Truth is a pretty fungible commodity during election season, and we all give candidates a little slack. But an oped in today’s Examiner by the chair of the local Democratic Party, Mary Jung, takes misinformation to an unusual level.

In the oped that appears under her name – which reads as if it was written by a political consultant, which means it probably was – Jung argues that the members of the progressive reform slate for the DCCC are in favor of policies that could lead to more sex trafficking.

Mary Jung hates sex work -- and loves her own candidates who want decriminalization
Mary Jung hates sex work decriminalization — and loves her own candidates who want decriminalization

How do you get there? By looking at the Harvey Milk LGBT Club questionnaires, which include a query about decriminalizing sex work:

10 “reform” candidates for the Democratic Central County Committee declared their support for legalized prostitution in San Francisco by banning all investigations and prosecution of it, opening the door to wide-spread sex trafficking in our city. All 10 of these candidates — Sophie Maxwell, Pratima Gupta, Rafael Mandelman, Cindy Wu, Petra DeJesus, Jon Golinger, Sandra Lee Fewer, Hene Kelly, Brigitte Davila and Norman Yee — appear on Aaron Peskin’s slate card of so-called “reform” candidates.

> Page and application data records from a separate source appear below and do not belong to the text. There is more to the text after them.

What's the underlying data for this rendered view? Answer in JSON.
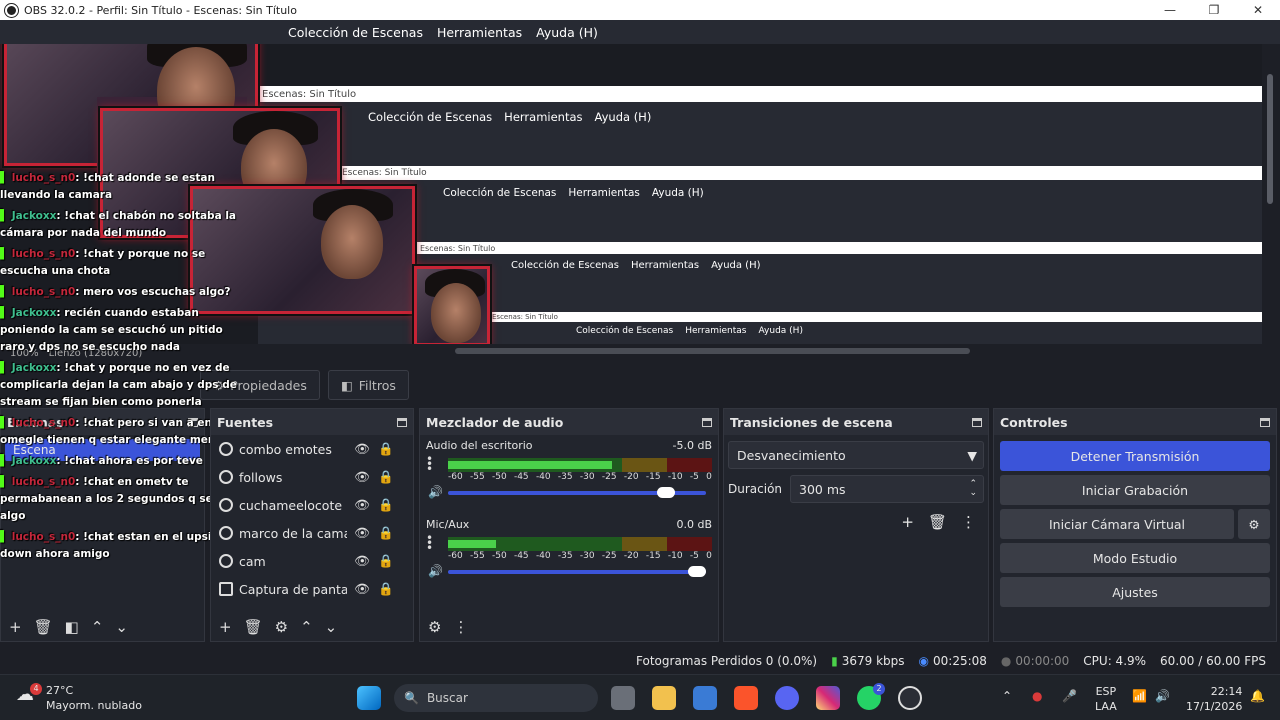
{
  "titlebar": {
    "title": "OBS 32.0.2 - Perfil: Sin Título - Escenas: Sin Título"
  },
  "menu": [
    "Colección de Escenas",
    "Herramientas",
    "Ayuda (H)"
  ],
  "nested": {
    "bar_label": "Escenas: Sin Título",
    "canvas_label": "Lienzo (1280x720)",
    "zoom": "100%"
  },
  "chat": [
    {
      "user": "lucho_s_n0",
      "text": ": !chat adonde se estan llevando la camara"
    },
    {
      "user": "Jackoxx",
      "text": ": !chat el chabón no soltaba la cámara por nada del mundo"
    },
    {
      "user": "lucho_s_n0",
      "text": ": !chat y porque no se escucha una chota"
    },
    {
      "user": "lucho_s_n0",
      "text": ": mero vos escuchas algo?"
    },
    {
      "user": "Jackoxx",
      "text": ": recién cuando estaban poniendo la cam se escuchó un pitido raro y dps no se escucho nada"
    },
    {
      "user": "Jackoxx",
      "text": ": !chat y porque no en vez de complicarla dejan la cam abajo y dps de stream se fijan bien como ponerla"
    },
    {
      "user": "lucho_s_n0",
      "text": ": !chat pero si van a entrar a omegle tienen q estar elegante mero"
    },
    {
      "user": "Jackoxx",
      "text": ": !chat ahora es por teve"
    },
    {
      "user": "lucho_s_n0",
      "text": ": !chat en ometv te permabanean a los 2 segundos q se ve algo"
    },
    {
      "user": "lucho_s_n0",
      "text": ": !chat estan en el upside down ahora amigo"
    }
  ],
  "tabs": {
    "properties": "Propiedades",
    "filters": "Filtros"
  },
  "scenes": {
    "title": "Escenas",
    "items": [
      "Escena"
    ]
  },
  "sources": {
    "title": "Fuentes",
    "items": [
      "combo emotes",
      "follows",
      "cuchameelocote",
      "marco de la camara",
      "cam",
      "Captura de pantalla"
    ]
  },
  "mixer": {
    "title": "Mezclador de audio",
    "channels": [
      {
        "name": "Audio del escritorio",
        "db": "-5.0 dB",
        "level": 0.62,
        "volume": 0.88
      },
      {
        "name": "Mic/Aux",
        "db": "0.0 dB",
        "level": 0.18,
        "volume": 1.0
      }
    ],
    "ticks": [
      "-60",
      "-55",
      "-50",
      "-45",
      "-40",
      "-35",
      "-30",
      "-25",
      "-20",
      "-15",
      "-10",
      "-5",
      "0"
    ]
  },
  "transitions": {
    "title": "Transiciones de escena",
    "selected": "Desvanecimiento",
    "duration_label": "Duración",
    "duration": "300 ms"
  },
  "controls": {
    "title": "Controles",
    "stop_stream": "Detener Transmisión",
    "record": "Iniciar Grabación",
    "virtual_cam": "Iniciar Cámara Virtual",
    "studio": "Modo Estudio",
    "settings": "Ajustes"
  },
  "status": {
    "dropped": "Fotogramas Perdidos 0 (0.0%)",
    "bitrate": "3679 kbps",
    "stream_time": "00:25:08",
    "rec_time": "00:00:00",
    "cpu": "CPU: 4.9%",
    "fps": "60.00 / 60.00 FPS"
  },
  "taskbar": {
    "temp": "27°C",
    "weather": "Mayorm. nublado",
    "weather_badge": "4",
    "search": "Buscar",
    "lang1": "ESP",
    "lang2": "LAA",
    "time": "22:14",
    "date": "17/1/2026",
    "discord_badge": "2"
  },
  "colors": {
    "accent": "#3b54d9",
    "panel": "#22252d"
  }
}
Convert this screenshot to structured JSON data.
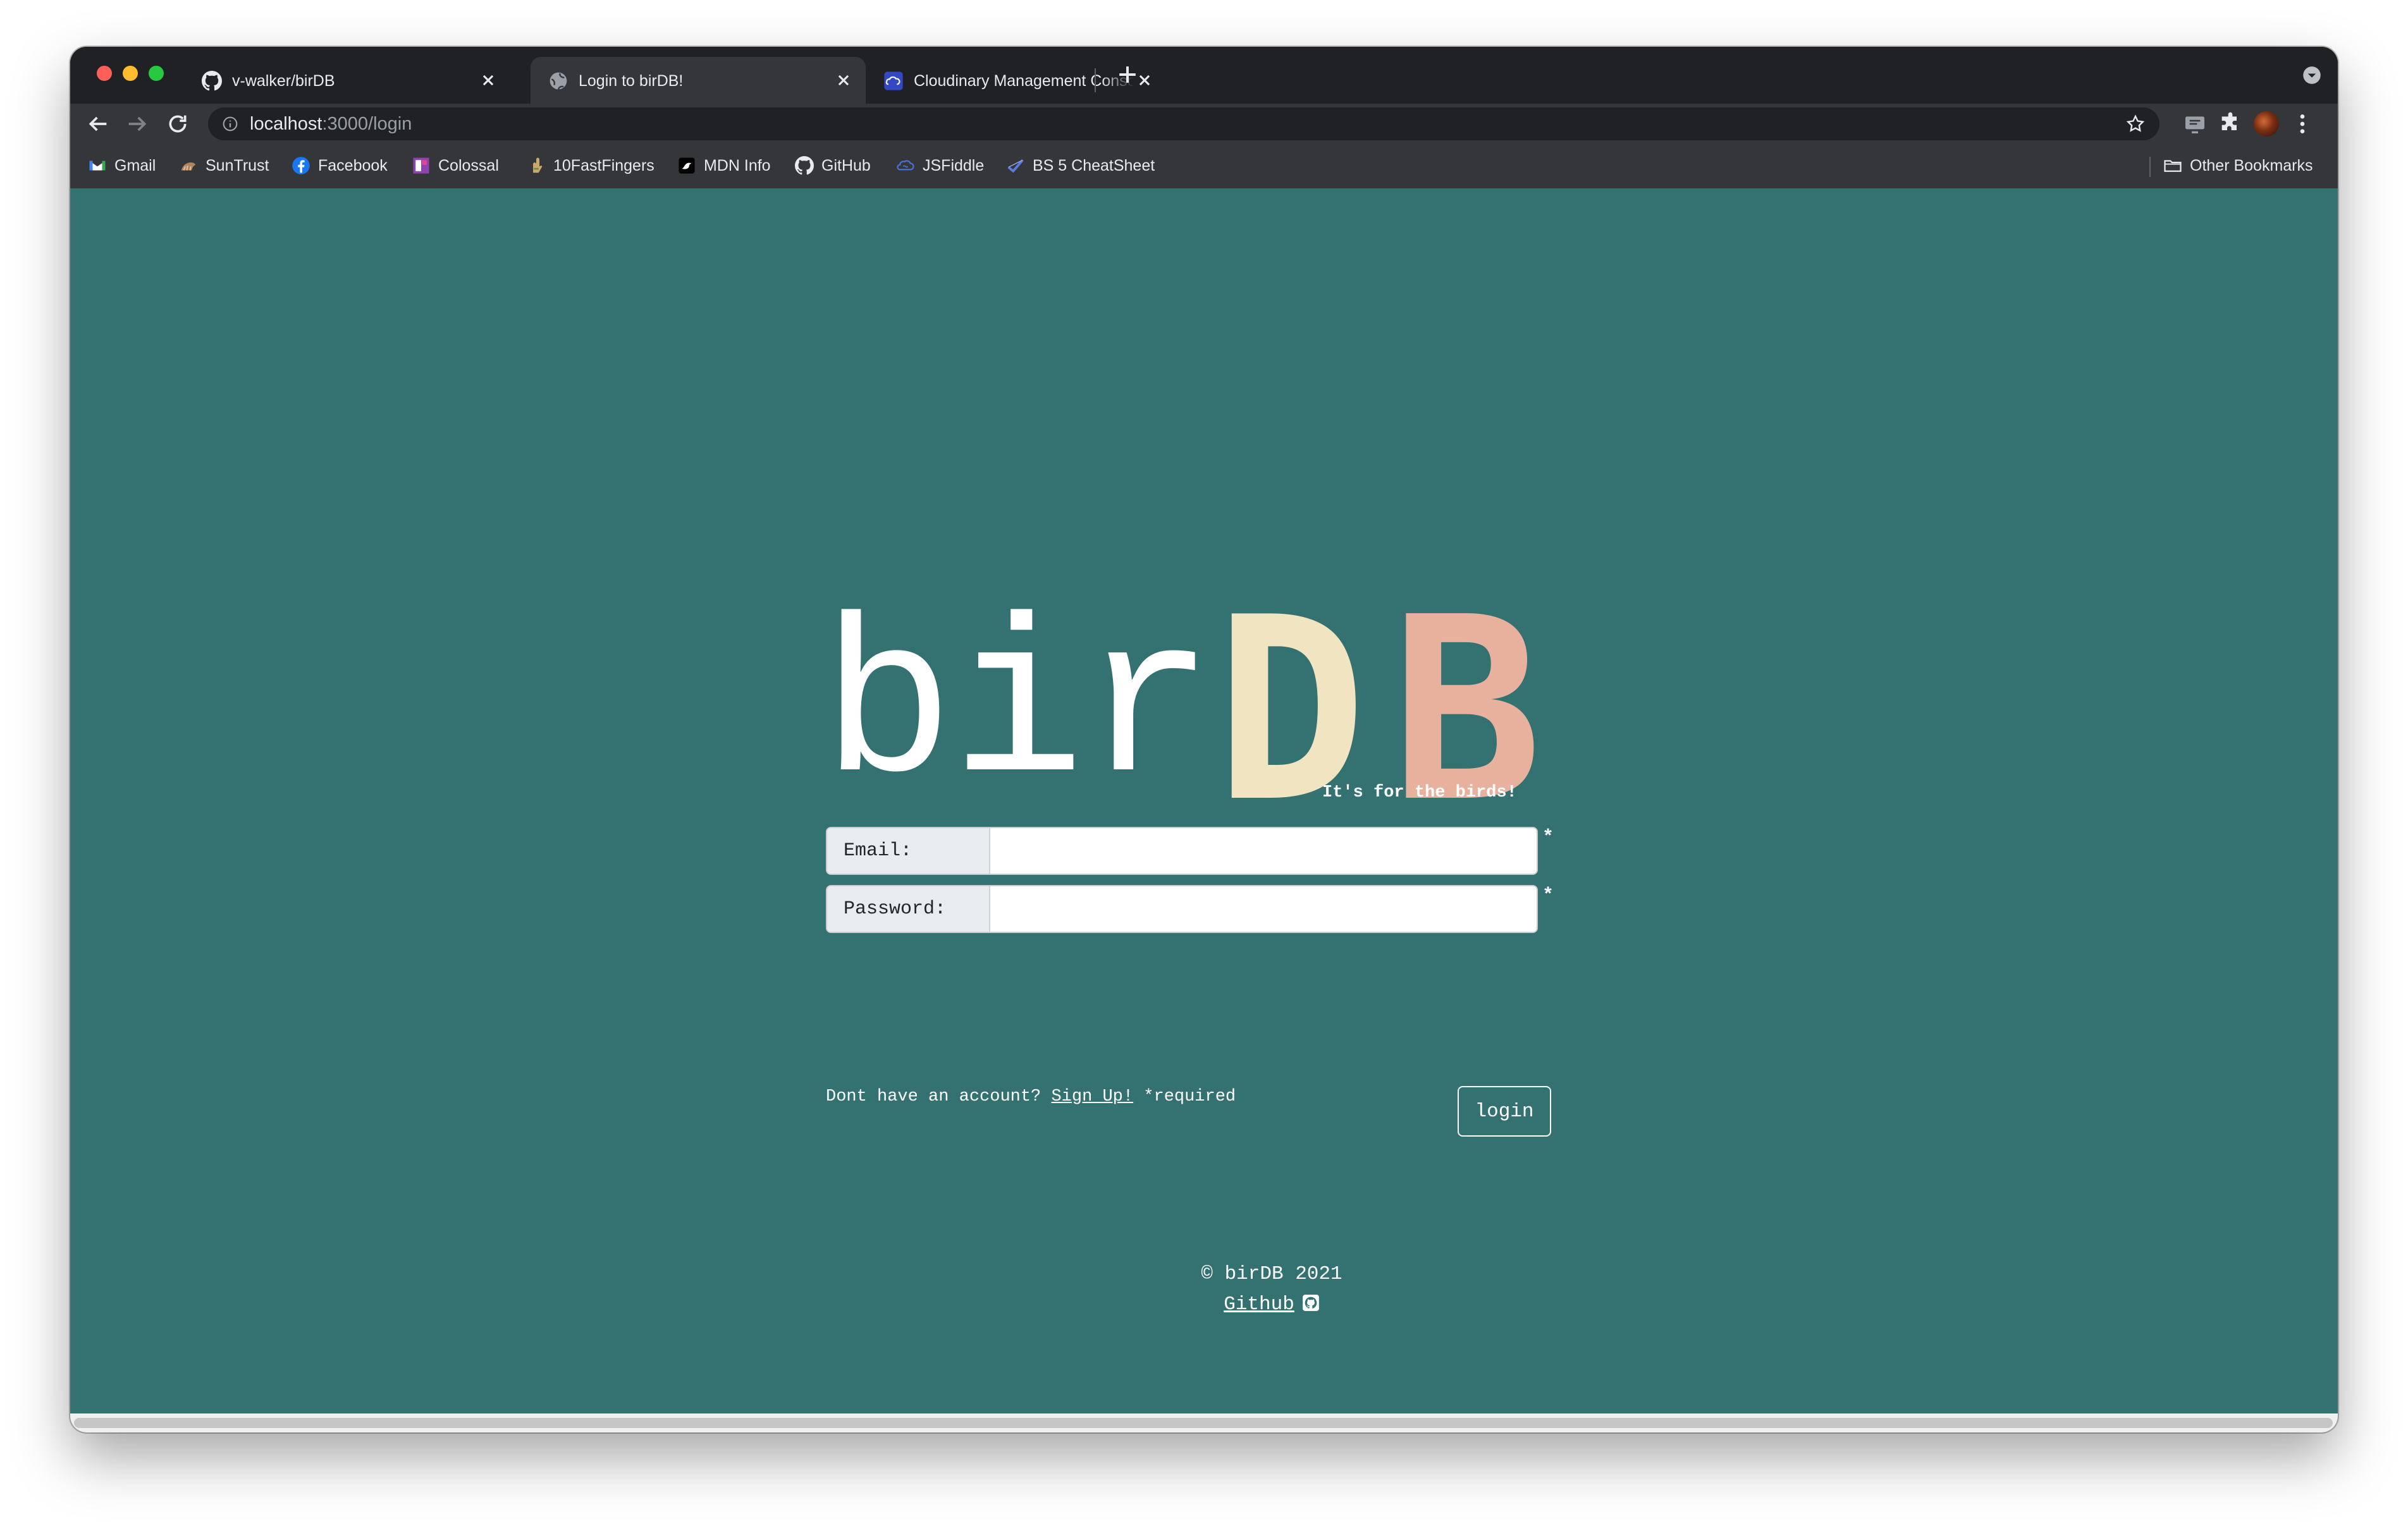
{
  "browser": {
    "tabs": [
      {
        "title": "v-walker/birDB",
        "icon": "github-icon",
        "active": false
      },
      {
        "title": "Login to birDB!",
        "icon": "globe-icon",
        "active": true
      },
      {
        "title": "Cloudinary Management Console",
        "icon": "cloudinary-icon",
        "active": false
      }
    ],
    "url_host": "localhost",
    "url_path": ":3000/login",
    "bookmarks": [
      {
        "label": "Gmail",
        "icon": "gmail-icon"
      },
      {
        "label": "SunTrust",
        "icon": "suntrust-icon"
      },
      {
        "label": "Facebook",
        "icon": "facebook-icon"
      },
      {
        "label": "Colossal",
        "icon": "colossal-icon"
      },
      {
        "label": "10FastFingers",
        "icon": "10fastfingers-icon"
      },
      {
        "label": "MDN Info",
        "icon": "mdn-icon"
      },
      {
        "label": "GitHub",
        "icon": "github-icon"
      },
      {
        "label": "JSFiddle",
        "icon": "jsfiddle-icon"
      },
      {
        "label": "BS 5 CheatSheet",
        "icon": "bootstrap-icon"
      }
    ],
    "other_bookmarks": "Other Bookmarks"
  },
  "page": {
    "logo": {
      "part1": "bir",
      "part2": "D",
      "part3": "B"
    },
    "tagline": "It's for the birds!",
    "email_label": "Email:",
    "password_label": "Password:",
    "required_marker": "*",
    "helper_prefix": "Dont have an account?",
    "signup_link": "Sign Up!",
    "required_note": "*required",
    "login_button": "login",
    "footer_copyright": "© birDB 2021",
    "footer_github": "Github"
  },
  "colors": {
    "page_background": "#347272",
    "logo_d": "#f1e4c0",
    "logo_b": "#e8b19e"
  }
}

And let’s not forget that in 2008, the DCCC voted to endorse Prop. K, a sex-work decriminalization measure:

In 2008, then-Mayor Gavin Newsom and then-District Attorney Kamala Harris came out in strong opposition to Proposition K, a pro-prostitution measure, criticizing the so-called “progressive” proponents for failing to consider the implications that decriminalization would have on other issues often related to prostitution including drug use, sexual abuse and human trafficking. Feminist titan Gloria Steinem also opposed Prop. K because it was a “trafficker’s dream” and “would declare open season on women and children.” But the Peskin-chaired Democratic Party endorsed Prop. K.

Gee, that sounds awful.

Now for a little reality:

Seven of the candidates on Mary Jung’s own real-estate slate told the Milk Club the exact same thing as the people she is blasting – they support decriminalizing sex work. Her own people are taking the same position that she claims is “pro-sex-trafficking.” Which would mean she should be against all of them, too.

Here, according to the Milk Club, are Mary Jung’s candidates who took the same position as the people she wants to scare voters away from: Arlo Hale Smith, Zoe Dunning, Joshua Arce, Alix Rosenthal, Keith Baraka, Joel Engardio, Trevor McNeil, and Marjan Philhour.

Leah Pimentel, who is also on the real-estate slate, supported decriminalization in 2012, and told the Milk Club: “This is a win for all women. Decriminalization of sex work will not on its own stop the injustices experienced by sex industry workers. However, it is an important first step to improve the health and safety of sex industry workers, and communities overall.”

Four years later, she changed her position.

Gary McCoy, another member of Jung’s slate, submitted a questionnaire in which he said he supported decriminalization. Then he contacted the Milk Club and said he was withdrawing his questionnaire, for reasons he didn’t explain.

Oh, and guess what else? Aaron Peskin, who is supposedly running this “machine,” voted AGAINST Prop. K in 2008.

Now let’s go beyond the utter hypocrisy (Mary, if support for decriminalization is so awful, why don’t you go after all of the people who take that position, not just the ones who wants to get the real-estate industry out of the local Democratic Party?)

Let’s actually take a look at the issue for a moment.

Decriminalizing sex work is increasingly a mainstream position. Amnesty International and the World Health Organization are on record endorsing the idea. There’s a very good argument that legalization would take the industry out of the shadows – and make sex trafficking laws easier to enforce.

Pratima Gupta, a physician who is the medical director for the St. James Infirmary, which provides medical care to sex workers, said that from a public-health perspective, “decriminalization makes perfect sense.”

She said that sex trafficking – forced labor – is abhorrent. “Nobody should be forced into labor of any kind,” she said. But to conflate the issue of decriminalization with sex trafficking is absurd.”

In fact, Gupta, who is a candidate on the reform slate, told me that “decriminalization is a feminist empowerment issue for adult consensual sex.”

Apparently, many of Jung’s endorsed slate-mates agree.

I called Jung at the Board of Realtors, where she works, and I emailed her to ask if she is still endorsing the nine candidates on her slate who support decriminalization. No response.

Because there is no credible response here. It’s just giant hypocrisy. From someone who wants to lead the local Democratic Party for another four years.

The reality: This election has very little to do with the decriminalization of sex work and everything to do with whether Jung’s real-estate and tech-industry-backed candidates win the DCCC, and have the power to oppose progressives in the November supervisorial elections. It’s about who runs the city, and it’s kind of gross that she has dragged sex workers in as political pawns in her power game.